Wen elaborated: “Now that the reform has reached a certain stage, without the introduction of political reforms, it is impossible to carry out the economic reform to their end, and the achievements already made may be lost. …With the development of the economy, problems such as unfair distribution, lack of integrity, corruption, etc. have arisen. …we must not only reform the economic system, but also reform the political system.”

To make things worse, it appears that there is some unhappiness within the People’s Liberation Army (PLA). On February 10, the Central Military Commission (CMC) issued stricter regulations for the relationship between the PLA and the civil regional governments; this was directly linked with the PLA’s role in the fight against the virus. The political work department, the logistics support department and the discipline inspection commission jointly issued a “notice” which listed 13 “strictly forbidden” items, for example, “[barring] PLA units to accept visits and donations from local civil units, enterprises, and individuals, in the form of money, marketable securities, and other payment vouchers”.

On the Chinese social media, commentaries said that the CMC did this to prevent the military units and local governments from colluding.

At the same time, the State has increased its monitoring of the common man; many netizens recently received a notice from Douban, the popular Chinese social network, “the news you posted has been removed as it contains radical political or ideological content”. It referred to the lyrics of the Chinese national anthem that starts with: “Arise, ye who refuse to be slaves!”

The words are indeed dangerous for the ruling party in the present context.

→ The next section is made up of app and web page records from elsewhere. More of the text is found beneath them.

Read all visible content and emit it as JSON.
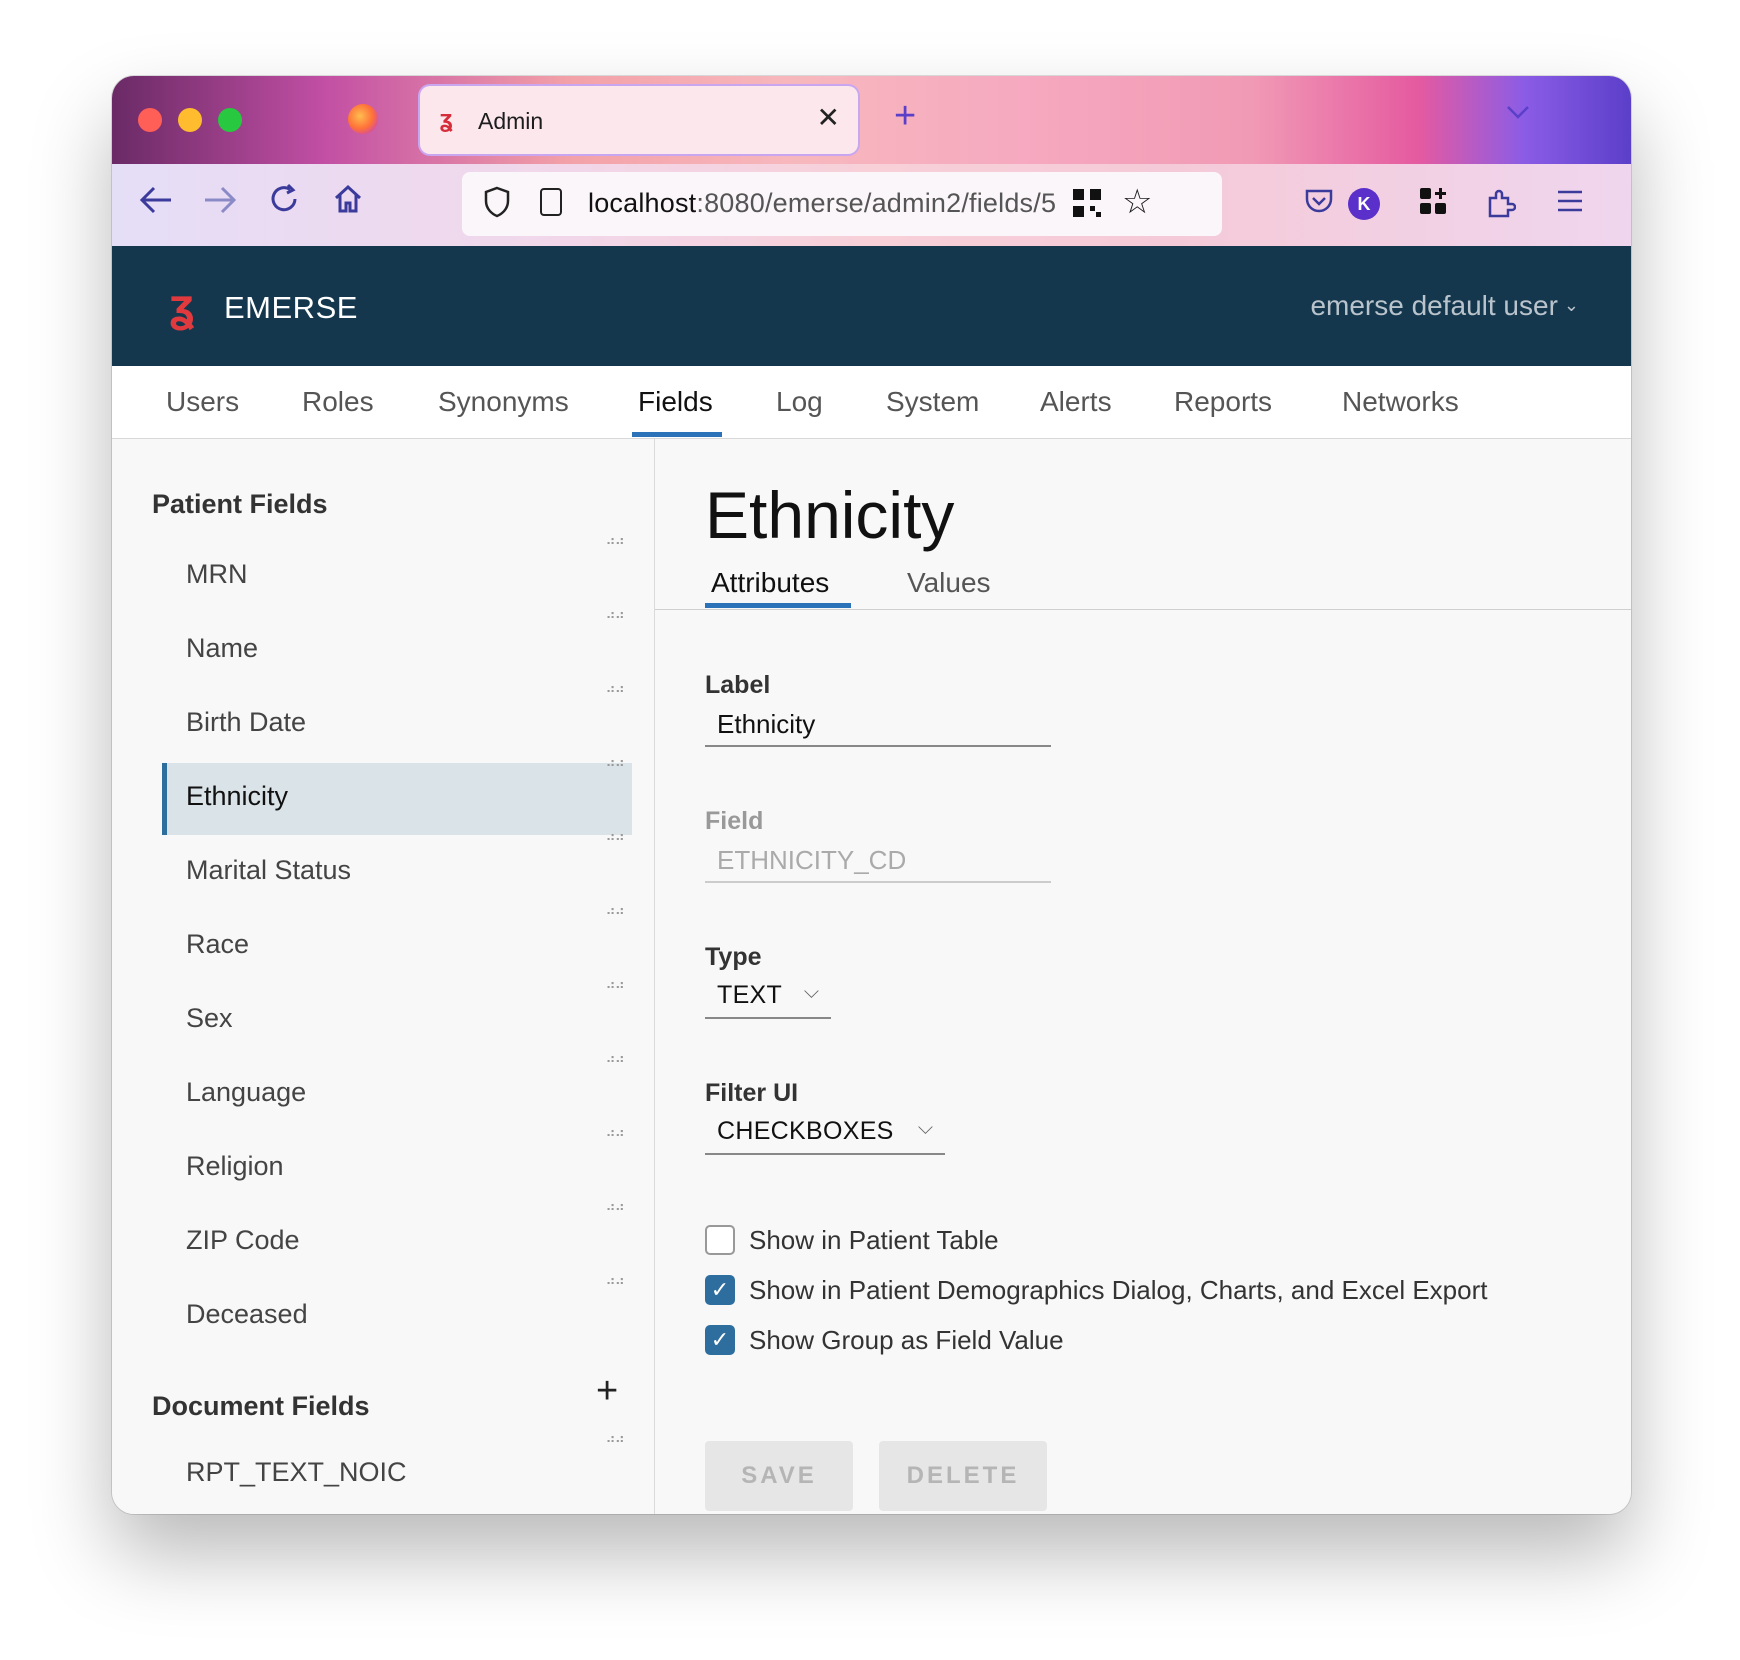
{
  "browser": {
    "tab_title": "Admin",
    "tab_close": "✕",
    "new_tab": "+",
    "tab_list": "⌄",
    "url_host": "localhost",
    "url_rest": ":8080/emerse/admin2/fields/5",
    "account_initial": "K"
  },
  "app": {
    "logo_text": "EMERSE",
    "user_menu": "emerse default user",
    "brand_color": "#14374e",
    "accent_color": "#2b72b8"
  },
  "top_tabs": [
    {
      "label": "Users"
    },
    {
      "label": "Roles"
    },
    {
      "label": "Synonyms"
    },
    {
      "label": "Fields",
      "active": true
    },
    {
      "label": "Log"
    },
    {
      "label": "System"
    },
    {
      "label": "Alerts"
    },
    {
      "label": "Reports"
    },
    {
      "label": "Networks"
    }
  ],
  "sidebar": {
    "patient_fields_title": "Patient Fields",
    "patient_fields": [
      {
        "label": "MRN"
      },
      {
        "label": "Name"
      },
      {
        "label": "Birth Date"
      },
      {
        "label": "Ethnicity",
        "selected": true
      },
      {
        "label": "Marital Status"
      },
      {
        "label": "Race"
      },
      {
        "label": "Sex"
      },
      {
        "label": "Language"
      },
      {
        "label": "Religion"
      },
      {
        "label": "ZIP Code"
      },
      {
        "label": "Deceased"
      }
    ],
    "document_fields_title": "Document Fields",
    "document_fields": [
      {
        "label": "RPT_TEXT_NOIC"
      }
    ],
    "add_icon": "+"
  },
  "main": {
    "title": "Ethnicity",
    "tabs": [
      {
        "label": "Attributes",
        "active": true
      },
      {
        "label": "Values"
      }
    ],
    "form": {
      "label_caption": "Label",
      "label_value": "Ethnicity",
      "field_caption": "Field",
      "field_value": "ETHNICITY_CD",
      "type_caption": "Type",
      "type_value": "TEXT",
      "filter_caption": "Filter UI",
      "filter_value": "CHECKBOXES",
      "checkboxes": [
        {
          "label": "Show in Patient Table",
          "checked": false
        },
        {
          "label": "Show in Patient Demographics Dialog, Charts, and Excel Export",
          "checked": true
        },
        {
          "label": "Show Group as Field Value",
          "checked": true
        }
      ],
      "save_label": "SAVE",
      "delete_label": "DELETE"
    }
  }
}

All this does not augur well for the future of the Middle Kingdom; one can only hope that the peak of the epidemic will soon be reached; once the epidemic is under control, the leadership in Beijing will have to seriously think of the future of the present authoritarian system.

Tags: tiananmen square, mao zedong, xi jinping